When Paris proudly unveiled its mascot for the 2024 Olympics and Paralympics, the Phryge, it insisted the red triangular ambassador for the Games was a nod to the French Revolution, a “symbol of freedom” and to “show the world that sport can change everything”.
Organisers insisted the cuddly figures with tricolour ribbons were based on the Phrygian cap that has come to embody the values of the French Republic and is worn by iconic French figure Marianne in every town hall around the country.
However, many French commentators, mostly female, suggested the mascot hit an altogether different spot.
“We’re all in agreement it’s not a Phrygian cap at all but a full-blown clitoris?”, remarked Mathilde Meslin, a French journalist whose online observations were widely shared, causing much mirth.

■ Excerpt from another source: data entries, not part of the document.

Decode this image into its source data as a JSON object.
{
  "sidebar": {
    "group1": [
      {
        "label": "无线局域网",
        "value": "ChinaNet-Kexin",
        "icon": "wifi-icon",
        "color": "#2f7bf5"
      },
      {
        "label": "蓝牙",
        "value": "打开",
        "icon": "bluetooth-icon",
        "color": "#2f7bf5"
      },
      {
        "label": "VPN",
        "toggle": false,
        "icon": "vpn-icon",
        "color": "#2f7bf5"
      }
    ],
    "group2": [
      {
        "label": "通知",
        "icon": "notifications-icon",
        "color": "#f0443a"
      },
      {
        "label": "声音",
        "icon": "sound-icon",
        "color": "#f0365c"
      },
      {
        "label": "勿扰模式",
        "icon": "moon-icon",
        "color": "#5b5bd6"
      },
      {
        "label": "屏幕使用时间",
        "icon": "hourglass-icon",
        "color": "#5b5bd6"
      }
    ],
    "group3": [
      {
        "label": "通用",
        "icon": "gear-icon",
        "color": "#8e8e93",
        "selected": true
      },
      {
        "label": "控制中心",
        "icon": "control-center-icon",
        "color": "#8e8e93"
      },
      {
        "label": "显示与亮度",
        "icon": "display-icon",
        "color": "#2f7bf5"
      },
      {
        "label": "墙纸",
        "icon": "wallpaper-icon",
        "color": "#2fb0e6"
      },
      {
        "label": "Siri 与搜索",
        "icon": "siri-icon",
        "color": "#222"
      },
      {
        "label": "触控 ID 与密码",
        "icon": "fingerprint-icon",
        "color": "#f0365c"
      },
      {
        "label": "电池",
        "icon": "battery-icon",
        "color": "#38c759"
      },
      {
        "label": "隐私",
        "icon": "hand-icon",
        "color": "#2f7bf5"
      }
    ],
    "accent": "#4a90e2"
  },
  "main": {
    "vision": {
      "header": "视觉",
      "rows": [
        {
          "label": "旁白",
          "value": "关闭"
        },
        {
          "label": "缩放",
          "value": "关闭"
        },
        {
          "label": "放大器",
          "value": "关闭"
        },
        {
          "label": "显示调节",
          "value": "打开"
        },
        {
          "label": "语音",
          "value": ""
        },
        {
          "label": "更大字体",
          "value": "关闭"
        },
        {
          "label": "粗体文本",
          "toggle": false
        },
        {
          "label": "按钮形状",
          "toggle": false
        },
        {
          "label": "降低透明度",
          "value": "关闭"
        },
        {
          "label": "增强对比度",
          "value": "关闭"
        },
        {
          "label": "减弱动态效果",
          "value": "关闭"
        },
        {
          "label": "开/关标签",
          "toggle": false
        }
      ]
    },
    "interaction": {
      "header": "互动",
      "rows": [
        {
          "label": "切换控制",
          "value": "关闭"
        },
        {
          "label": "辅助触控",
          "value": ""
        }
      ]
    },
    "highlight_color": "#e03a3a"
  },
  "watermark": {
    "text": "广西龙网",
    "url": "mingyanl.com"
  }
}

“I’m sorry but if you airbrush out its little trainers and the French flag and there you go!”, she insisted.
“Thank you, that was my first reaction. Now I feel less alone,” remarked another female online commentator.
State cultural radio station France Culture picked up on the online conversation with Guillaume Erner, a sociologist and radio host, waxing lyrical on “the Olympic clitoris”.
“This is a first. By placing the Olympic Games under the authority of this female organ, our country is making a strong statement,” he said.
“It’s excellent news for female pleasure and the world’s general education,” he insisted. “Nobody can now say with impunity that the clitoris is the latest Toyota model.”
“It would have been funnier if this thing had made it to Qatar on the pitch opposite the emir,” said one commentator in reference to the upcoming football World Cup.
Unfazed, Tony Estinguet, the Paris 2024 president, insisted that the mascot was indeed a breath of fresh air as “we chose an ideal rather than an animal”.
At its launch on Monday, organisers said the Phryges – pronounced fri-jee-uhs – “are sporty, love to party … and are so French”.
‘It’s a problem’
However, on Tuesday, President Emmanuel Macron’s government was not amused to learn that these symbols of Gallic national pride – held under the banner of “environmental excellence” – are in fact being made thousands of miles away in China.
The two French companies in charge of making two million of the mascots are basing at least 80 per cent of production in the Asian country, with only eight per cent being made in France.
Asked whether this was an issue, Christophe Béchu, the French environment minister, said: “It’s a problem.”
“At a time when we are explaining that we need local distribution channels and need to restore local production, we can’t find ourselves making mascots at the other side of the world, especially when we’re supposed to be fighting against climate change,” he told France Info.
“I would like to think that with a few months to go before the games, we can rectify this situation,” he said. In its defence, the Olympic Committee said that “the vast majority of cuddly toys sold in France” come from China.